=== Section Start ===

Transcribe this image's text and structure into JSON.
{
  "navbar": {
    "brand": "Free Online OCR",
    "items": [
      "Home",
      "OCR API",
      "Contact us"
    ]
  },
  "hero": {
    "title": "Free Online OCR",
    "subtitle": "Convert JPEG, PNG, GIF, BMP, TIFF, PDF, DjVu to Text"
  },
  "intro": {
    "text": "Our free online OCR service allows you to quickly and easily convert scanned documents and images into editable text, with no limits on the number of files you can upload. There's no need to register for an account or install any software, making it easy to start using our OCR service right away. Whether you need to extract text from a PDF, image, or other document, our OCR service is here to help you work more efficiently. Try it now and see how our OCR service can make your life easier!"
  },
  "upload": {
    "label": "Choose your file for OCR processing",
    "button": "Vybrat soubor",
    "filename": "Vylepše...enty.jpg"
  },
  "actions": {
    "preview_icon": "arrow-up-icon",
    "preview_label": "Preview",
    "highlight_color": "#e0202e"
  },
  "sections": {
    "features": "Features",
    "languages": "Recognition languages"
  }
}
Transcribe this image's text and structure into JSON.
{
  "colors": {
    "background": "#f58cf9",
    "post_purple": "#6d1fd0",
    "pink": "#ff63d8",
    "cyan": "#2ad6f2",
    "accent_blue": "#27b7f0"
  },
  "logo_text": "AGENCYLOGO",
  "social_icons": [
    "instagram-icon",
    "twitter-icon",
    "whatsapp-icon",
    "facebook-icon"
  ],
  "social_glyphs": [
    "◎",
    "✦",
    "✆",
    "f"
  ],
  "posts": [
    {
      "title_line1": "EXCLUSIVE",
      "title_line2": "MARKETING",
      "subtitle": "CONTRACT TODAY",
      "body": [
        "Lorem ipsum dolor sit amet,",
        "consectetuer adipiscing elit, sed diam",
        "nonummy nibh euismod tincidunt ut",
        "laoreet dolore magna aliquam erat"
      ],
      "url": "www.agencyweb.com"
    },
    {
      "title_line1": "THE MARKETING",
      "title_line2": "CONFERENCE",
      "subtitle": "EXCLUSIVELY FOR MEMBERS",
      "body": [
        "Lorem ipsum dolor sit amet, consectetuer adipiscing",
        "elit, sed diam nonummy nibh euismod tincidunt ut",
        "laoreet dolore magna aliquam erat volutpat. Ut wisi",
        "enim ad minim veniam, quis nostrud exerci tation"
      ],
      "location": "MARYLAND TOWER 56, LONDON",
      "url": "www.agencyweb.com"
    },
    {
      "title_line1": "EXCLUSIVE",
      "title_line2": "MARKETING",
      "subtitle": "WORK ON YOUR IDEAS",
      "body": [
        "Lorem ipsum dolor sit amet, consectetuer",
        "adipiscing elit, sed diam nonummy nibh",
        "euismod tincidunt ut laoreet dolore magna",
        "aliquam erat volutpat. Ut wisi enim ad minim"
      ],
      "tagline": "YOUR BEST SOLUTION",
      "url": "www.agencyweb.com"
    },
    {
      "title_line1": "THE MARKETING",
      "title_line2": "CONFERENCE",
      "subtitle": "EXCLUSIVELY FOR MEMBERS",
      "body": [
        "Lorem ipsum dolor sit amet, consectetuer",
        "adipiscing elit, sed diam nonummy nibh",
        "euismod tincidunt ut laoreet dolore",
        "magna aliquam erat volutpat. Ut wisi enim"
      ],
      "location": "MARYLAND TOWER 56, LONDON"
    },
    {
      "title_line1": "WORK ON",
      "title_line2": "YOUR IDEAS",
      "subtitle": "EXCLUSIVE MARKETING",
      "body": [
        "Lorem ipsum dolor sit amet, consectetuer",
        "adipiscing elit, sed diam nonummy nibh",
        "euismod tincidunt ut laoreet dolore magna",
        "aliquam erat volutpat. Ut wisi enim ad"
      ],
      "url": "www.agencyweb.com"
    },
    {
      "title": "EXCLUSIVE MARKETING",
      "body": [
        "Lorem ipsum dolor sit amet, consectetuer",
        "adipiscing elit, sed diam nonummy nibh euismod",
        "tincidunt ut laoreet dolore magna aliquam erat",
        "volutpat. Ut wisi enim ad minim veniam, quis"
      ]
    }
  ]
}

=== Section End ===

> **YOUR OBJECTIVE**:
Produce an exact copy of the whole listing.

> **FINISHED TASK**:
Transcribe this image's text and structure into JSON.
{
  "navbar": {
    "brand": "Free Online OCR",
    "items": [
      "Home",
      "OCR API",
      "Contact us"
    ]
  },
  "hero": {
    "title": "Free Online OCR",
    "subtitle": "Convert JPEG, PNG, GIF, BMP, TIFF, PDF, DjVu to Text"
  },
  "intro": {
    "text": "Our free online OCR service allows you to quickly and easily convert scanned documents and images into editable text, with no limits on the number of files you can upload. There's no need to register for an account or install any software, making it easy to start using our OCR service right away. Whether you need to extract text from a PDF, image, or other document, our OCR service is here to help you work more efficiently. Try it now and see how our OCR service can make your life easier!"
  },
  "upload": {
    "label": "Choose your file for OCR processing",
    "button": "Vybrat soubor",
    "filename": "Vylepše...enty.jpg"
  },
  "actions": {
    "preview_icon": "arrow-up-icon",
    "preview_label": "Preview",
    "highlight_color": "#e0202e"
  },
  "sections": {
    "features": "Features",
    "languages": "Recognition languages"
  }
}
Transcribe this image's text and structure into JSON.
{
  "colors": {
    "background": "#f58cf9",
    "post_purple": "#6d1fd0",
    "pink": "#ff63d8",
    "cyan": "#2ad6f2",
    "accent_blue": "#27b7f0"
  },
  "logo_text": "AGENCYLOGO",
  "social_icons": [
    "instagram-icon",
    "twitter-icon",
    "whatsapp-icon",
    "facebook-icon"
  ],
  "social_glyphs": [
    "◎",
    "✦",
    "✆",
    "f"
  ],
  "posts": [
    {
      "title_line1": "EXCLUSIVE",
      "title_line2": "MARKETING",
      "subtitle": "CONTRACT TODAY",
      "body": [
        "Lorem ipsum dolor sit amet,",
        "consectetuer adipiscing elit, sed diam",
        "nonummy nibh euismod tincidunt ut",
        "laoreet dolore magna aliquam erat"
      ],
      "url": "www.agencyweb.com"
    },
    {
      "title_line1": "THE MARKETING",
      "title_line2": "CONFERENCE",
      "subtitle": "EXCLUSIVELY FOR MEMBERS",
      "body": [
        "Lorem ipsum dolor sit amet, consectetuer adipiscing",
        "elit, sed diam nonummy nibh euismod tincidunt ut",
        "laoreet dolore magna aliquam erat volutpat. Ut wisi",
        "enim ad minim veniam, quis nostrud exerci tation"
      ],
      "location": "MARYLAND TOWER 56, LONDON",
      "url": "www.agencyweb.com"
    },
    {
      "title_line1": "EXCLUSIVE",
      "title_line2": "MARKETING",
      "subtitle": "WORK ON YOUR IDEAS",
      "body": [
        "Lorem ipsum dolor sit amet, consectetuer",
        "adipiscing elit, sed diam nonummy nibh",
        "euismod tincidunt ut laoreet dolore magna",
        "aliquam erat volutpat. Ut wisi enim ad minim"
      ],
      "tagline": "YOUR BEST SOLUTION",
      "url": "www.agencyweb.com"
    },
    {
      "title_line1": "THE MARKETING",
      "title_line2": "CONFERENCE",
      "subtitle": "EXCLUSIVELY FOR MEMBERS",
      "body": [
        "Lorem ipsum dolor sit amet, consectetuer",
        "adipiscing elit, sed diam nonummy nibh",
        "euismod tincidunt ut laoreet dolore",
        "magna aliquam erat volutpat. Ut wisi enim"
      ],
      "location": "MARYLAND TOWER 56, LONDON"
    },
    {
      "title_line1": "WORK ON",
      "title_line2": "YOUR IDEAS",
      "subtitle": "EXCLUSIVE MARKETING",
      "body": [
        "Lorem ipsum dolor sit amet, consectetuer",
        "adipiscing elit, sed diam nonummy nibh",
        "euismod tincidunt ut laoreet dolore magna",
        "aliquam erat volutpat. Ut wisi enim ad"
      ],
      "url": "www.agencyweb.com"
    },
    {
      "title": "EXCLUSIVE MARKETING",
      "body": [
        "Lorem ipsum dolor sit amet, consectetuer",
        "adipiscing elit, sed diam nonummy nibh euismod",
        "tincidunt ut laoreet dolore magna aliquam erat",
        "volutpat. Ut wisi enim ad minim veniam, quis"
      ]
    }
  ]
}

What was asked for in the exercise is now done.